On 14 September 2020, as part of its increasing focus on the issue of forced labour, US Customs and Border Protection (CBP) issued five Withhold Release Orders (WROs) on goods it alleges were produced with forced labour in violation of 19 USC § 1307. This statute, commonly referred to as the “Forced Labor Ban,” prohibits the importation of goods into the US that are mined, manufactured, or produced using any form of forced, convict, or indentured labour. The five WROs issued targeted certain hair, apparel, cotton and computer products from China.
Inclusive of these five WROs, CBP has now taken enforcement actions under the Forced Labor Ban 25 times since 2016, when it began increasing its enforcement of this law. CBP has also messaged its intentions to continue ramping up its enforcement activities in this area during the CBP Virtual Trade Week session it presented on 9 September 2020.
The US enforces the Forced Labor Ban primarily through two mechanisms: penalties and WROs, as further described below.
Prior to 2016, CBP did not issue many WROs or prioritise enforcement of the Forced Labor Ban, but recent developments show that the agency has changed course since the US Congress eliminated the “consumptive demand exception,” a feature of the law that had previously made the Forced Labor Ban difficult to enforce. Following this change to the law, CBP, in 2017, established a permanent Forced Labor Division with its own dedicated staff and budget, and the Forced Labor Division has since issued numerous WROs, as noted above. Further, in August 2020, CBP collected its first forced-labor civil penalty amounting to $575,000.
In addition to the change in the law, several other factors also seem to have contributed to increased enforcement in this area. Specifically, CBP is now required to annually report its forced labour enforcement statistics to Congress. Members of Congress are also asking CBP to issue more WROs. For example, several Congresspersons have demanded in open letters that CBP issue WROs on cocoa from the Ivory Coast and on all goods from Xinjiang, China. Further, the Congress has recently introduced several bills that, if passed, may result in CBP’s issuance of more forced labour penalties and WROs. Finally, this area has also attracted the attention of various human rights organisations that have demanded the enforcement of this law.
For these reasons, potentially impacted companies should consider reviewing and enhancing their import compliance programmes to adequately address growing forced labour risks.
Deloitte’s Global Trade Advisory specialists are part of a global network of professionals who can provide specialised assistance to companies in global trade matters.
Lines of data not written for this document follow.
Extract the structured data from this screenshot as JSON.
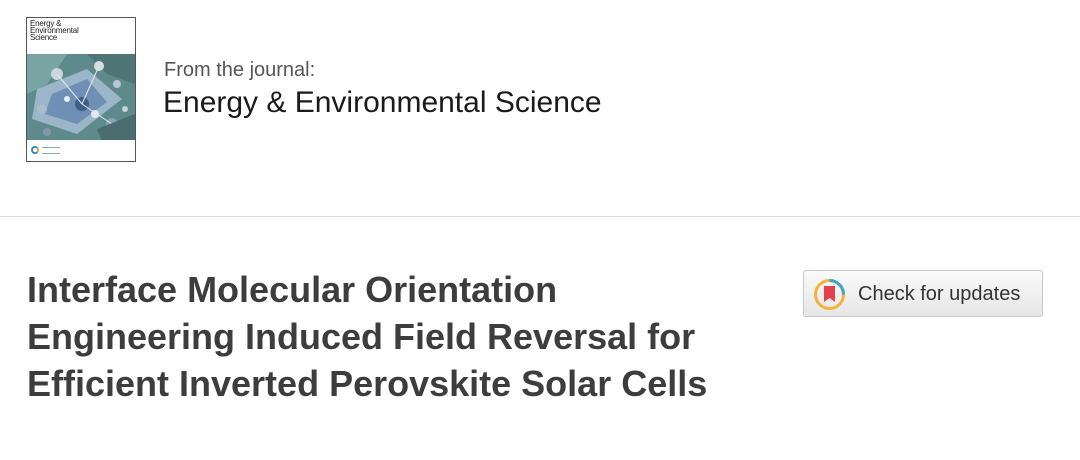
{
  "journal": {
    "cover_title": "Energy & Environmental Science",
    "from_label": "From the journal:",
    "name": "Energy & Environmental Science"
  },
  "article": {
    "title": "Interface Molecular Orientation Engineering Induced Field Reversal for Efficient Inverted Perovskite Solar Cells"
  },
  "check_updates": {
    "label": "Check for updates",
    "icon": "crossmark-bookmark-icon"
  },
  "colors": {
    "title_text": "#3d3d3d",
    "journal_text": "#1a1a1a",
    "label_text": "#555555",
    "divider": "#d9d9d9",
    "crossmark_red": "#e2434b",
    "crossmark_yellow": "#f2b33d",
    "crossmark_teal": "#3da8c4"
  }
}
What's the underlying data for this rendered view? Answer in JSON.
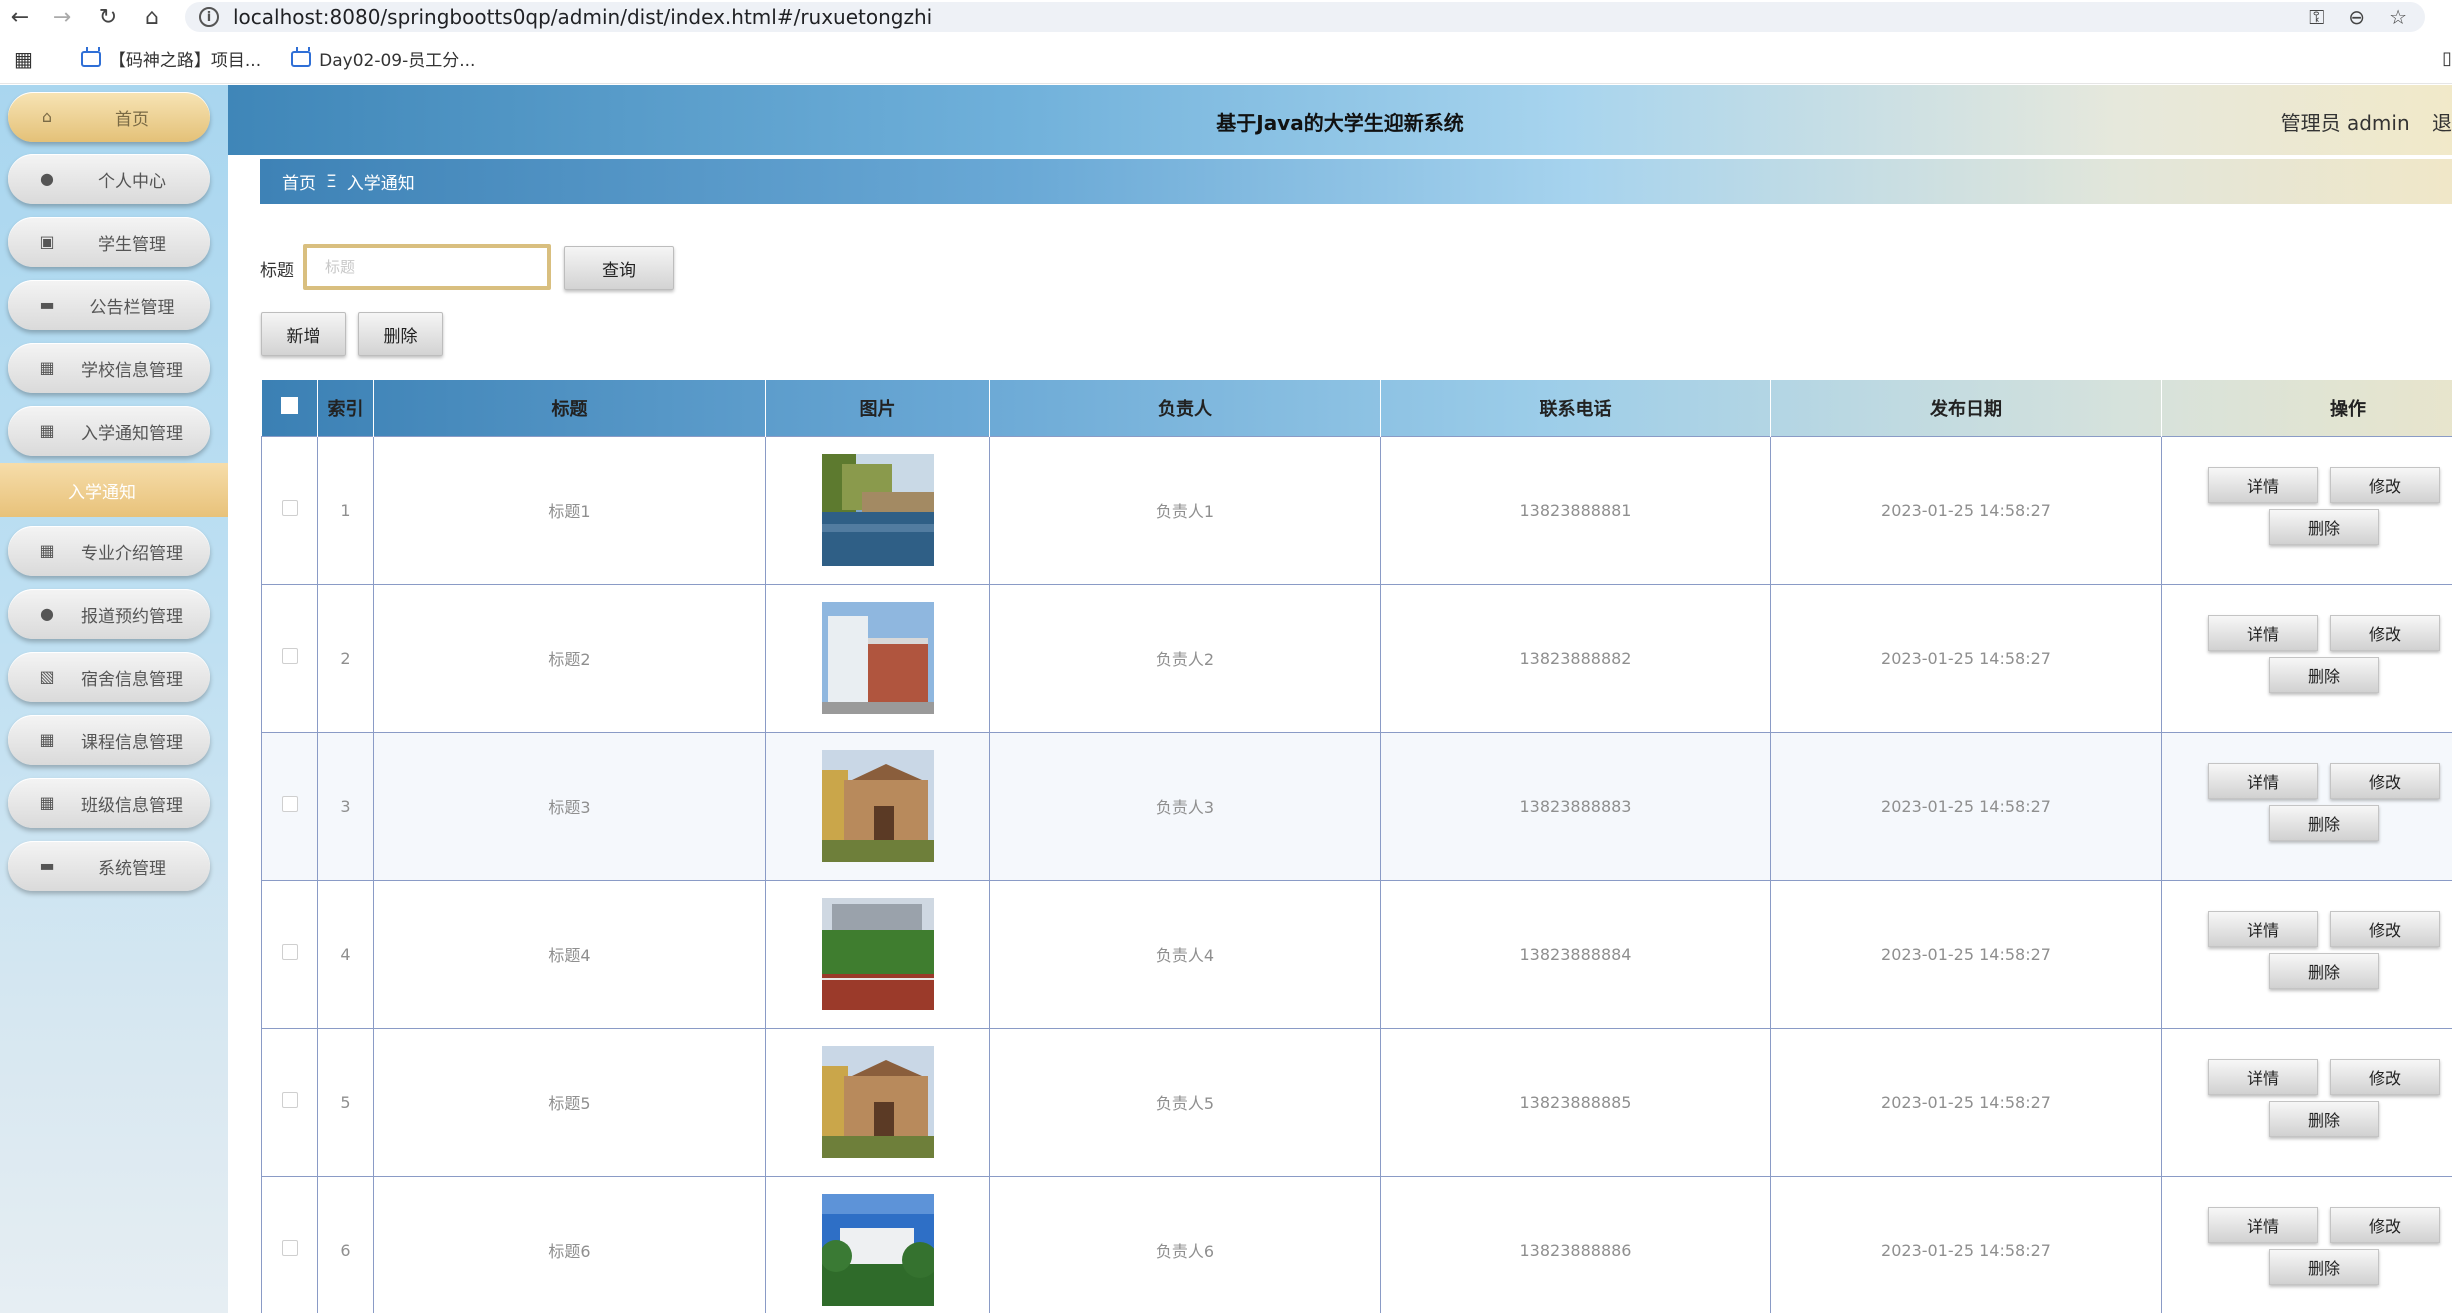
{
  "browser": {
    "url": "localhost:8080/springbootts0qp/admin/dist/index.html#/ruxuetongzhi",
    "bookmarks": [
      "【码神之路】项目...",
      "Day02-09-员工分..."
    ]
  },
  "app": {
    "title": "基于Java的大学生迎新系统",
    "user": "管理员 admin",
    "logout": "退"
  },
  "sidebar": {
    "items": [
      {
        "label": "首页",
        "icon": "home-icon",
        "glyph": "⌂"
      },
      {
        "label": "个人中心",
        "icon": "user-icon",
        "glyph": "●"
      },
      {
        "label": "学生管理",
        "icon": "chart-icon",
        "glyph": "▣"
      },
      {
        "label": "公告栏管理",
        "icon": "monitor-icon",
        "glyph": "▬"
      },
      {
        "label": "学校信息管理",
        "icon": "grid-icon",
        "glyph": "▦"
      },
      {
        "label": "入学通知管理",
        "icon": "grid-icon",
        "glyph": "▦"
      },
      {
        "label": "专业介绍管理",
        "icon": "grid-icon",
        "glyph": "▦"
      },
      {
        "label": "报道预约管理",
        "icon": "user-icon",
        "glyph": "●"
      },
      {
        "label": "宿舍信息管理",
        "icon": "clipboard-icon",
        "glyph": "▧"
      },
      {
        "label": "课程信息管理",
        "icon": "grid-icon",
        "glyph": "▦"
      },
      {
        "label": "班级信息管理",
        "icon": "grid-icon",
        "glyph": "▦"
      },
      {
        "label": "系统管理",
        "icon": "briefcase-icon",
        "glyph": "▬"
      }
    ],
    "active_sub": "入学通知"
  },
  "breadcrumb": {
    "home": "首页",
    "sep": "Ξ",
    "current": "入学通知"
  },
  "search": {
    "label": "标题",
    "placeholder": "标题",
    "query_label": "查询"
  },
  "toolbar": {
    "add_label": "新增",
    "delete_label": "删除"
  },
  "table": {
    "headers": [
      "索引",
      "标题",
      "图片",
      "负责人",
      "联系电话",
      "发布日期",
      "操作"
    ],
    "actions": {
      "detail": "详情",
      "edit": "修改",
      "delete": "删除"
    },
    "rows": [
      {
        "index": "1",
        "title": "标题1",
        "owner": "负责人1",
        "phone": "13823888881",
        "date": "2023-01-25 14:58:27",
        "image": "lake"
      },
      {
        "index": "2",
        "title": "标题2",
        "owner": "负责人2",
        "phone": "13823888882",
        "date": "2023-01-25 14:58:27",
        "image": "building"
      },
      {
        "index": "3",
        "title": "标题3",
        "owner": "负责人3",
        "phone": "13823888883",
        "date": "2023-01-25 14:58:27",
        "image": "hall"
      },
      {
        "index": "4",
        "title": "标题4",
        "owner": "负责人4",
        "phone": "13823888884",
        "date": "2023-01-25 14:58:27",
        "image": "field"
      },
      {
        "index": "5",
        "title": "标题5",
        "owner": "负责人5",
        "phone": "13823888885",
        "date": "2023-01-25 14:58:27",
        "image": "hall"
      },
      {
        "index": "6",
        "title": "标题6",
        "owner": "负责人6",
        "phone": "13823888886",
        "date": "2023-01-25 14:58:27",
        "image": "campus"
      }
    ]
  }
}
Our professionals can help companies seeking to manage the impacts and potential impacts of the developments described above by:
Meng Yew Wong